What the task requires → Go over the data and work out how many lines include the word "avatar". Give that number only.

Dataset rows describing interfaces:
--------------------
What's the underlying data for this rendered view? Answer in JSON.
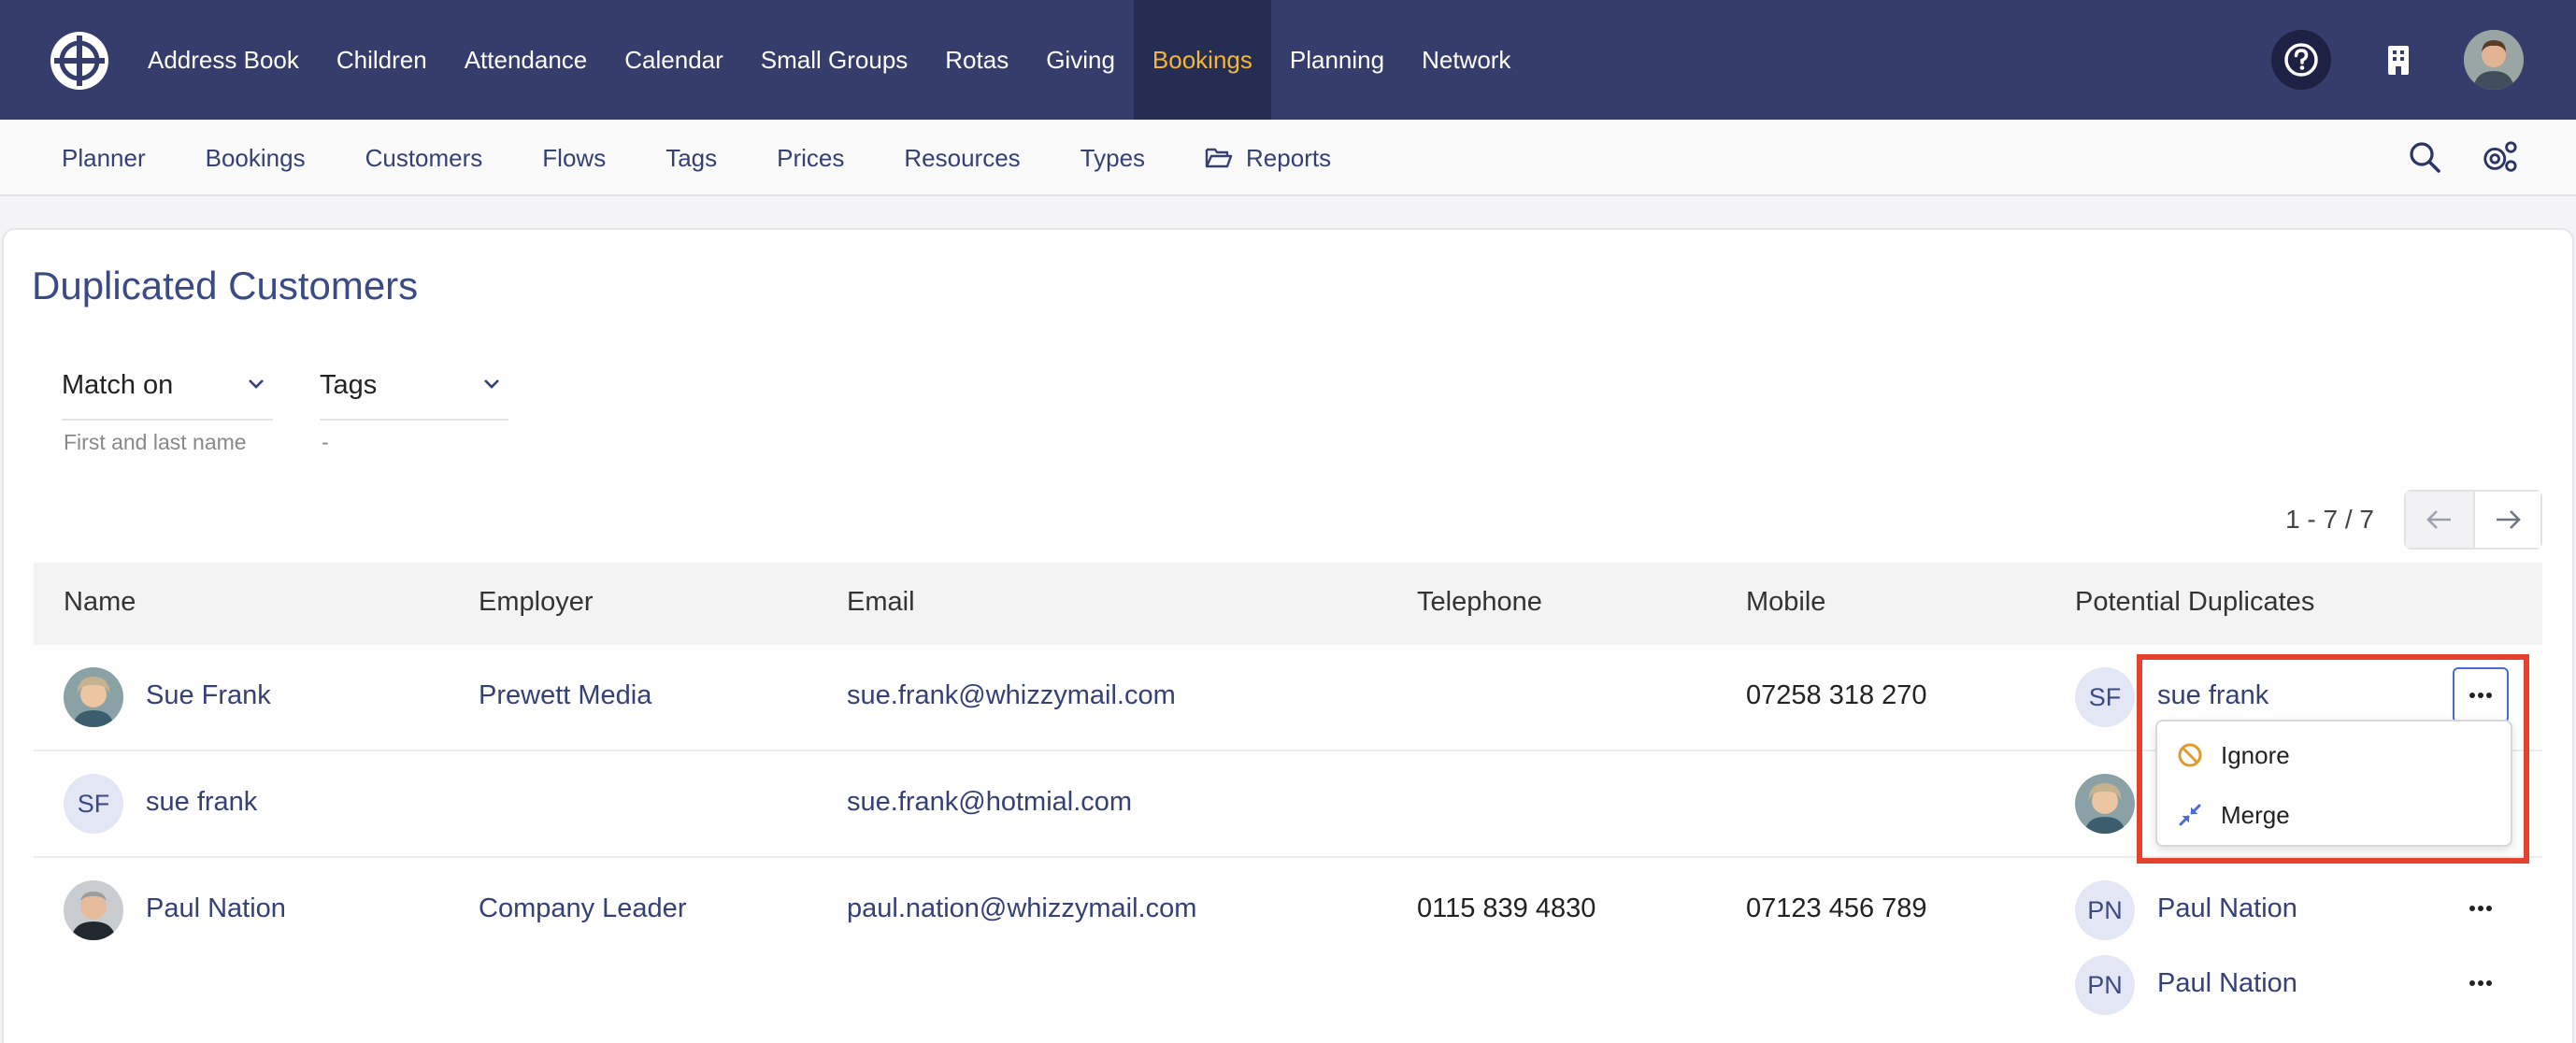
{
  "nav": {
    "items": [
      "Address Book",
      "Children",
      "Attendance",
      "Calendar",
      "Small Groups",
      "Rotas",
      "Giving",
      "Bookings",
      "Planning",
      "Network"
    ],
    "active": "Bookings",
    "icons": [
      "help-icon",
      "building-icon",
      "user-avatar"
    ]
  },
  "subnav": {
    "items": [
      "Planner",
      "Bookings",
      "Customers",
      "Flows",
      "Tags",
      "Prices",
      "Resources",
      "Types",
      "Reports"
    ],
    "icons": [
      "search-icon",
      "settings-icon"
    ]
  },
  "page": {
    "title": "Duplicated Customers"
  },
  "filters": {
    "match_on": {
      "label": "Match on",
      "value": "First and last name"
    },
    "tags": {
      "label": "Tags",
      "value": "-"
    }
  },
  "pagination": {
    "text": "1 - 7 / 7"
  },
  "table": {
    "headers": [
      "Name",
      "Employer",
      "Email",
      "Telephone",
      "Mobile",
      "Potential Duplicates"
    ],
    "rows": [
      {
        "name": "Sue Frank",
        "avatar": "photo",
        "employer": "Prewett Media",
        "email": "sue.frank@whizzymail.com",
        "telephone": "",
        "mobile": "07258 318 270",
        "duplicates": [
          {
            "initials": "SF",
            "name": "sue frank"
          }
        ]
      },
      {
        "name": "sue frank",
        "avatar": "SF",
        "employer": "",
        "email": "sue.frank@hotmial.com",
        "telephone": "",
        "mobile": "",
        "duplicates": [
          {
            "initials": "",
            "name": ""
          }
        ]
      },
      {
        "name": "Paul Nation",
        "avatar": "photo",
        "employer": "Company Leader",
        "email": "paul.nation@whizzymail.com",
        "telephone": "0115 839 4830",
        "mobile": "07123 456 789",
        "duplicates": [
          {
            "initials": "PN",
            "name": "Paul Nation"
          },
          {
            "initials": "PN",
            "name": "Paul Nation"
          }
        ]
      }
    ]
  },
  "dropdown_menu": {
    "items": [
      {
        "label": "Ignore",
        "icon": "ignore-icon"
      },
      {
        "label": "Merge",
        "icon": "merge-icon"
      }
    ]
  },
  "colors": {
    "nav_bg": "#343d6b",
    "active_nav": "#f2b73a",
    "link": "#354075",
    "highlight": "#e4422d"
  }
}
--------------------
Answer to this exercise → 4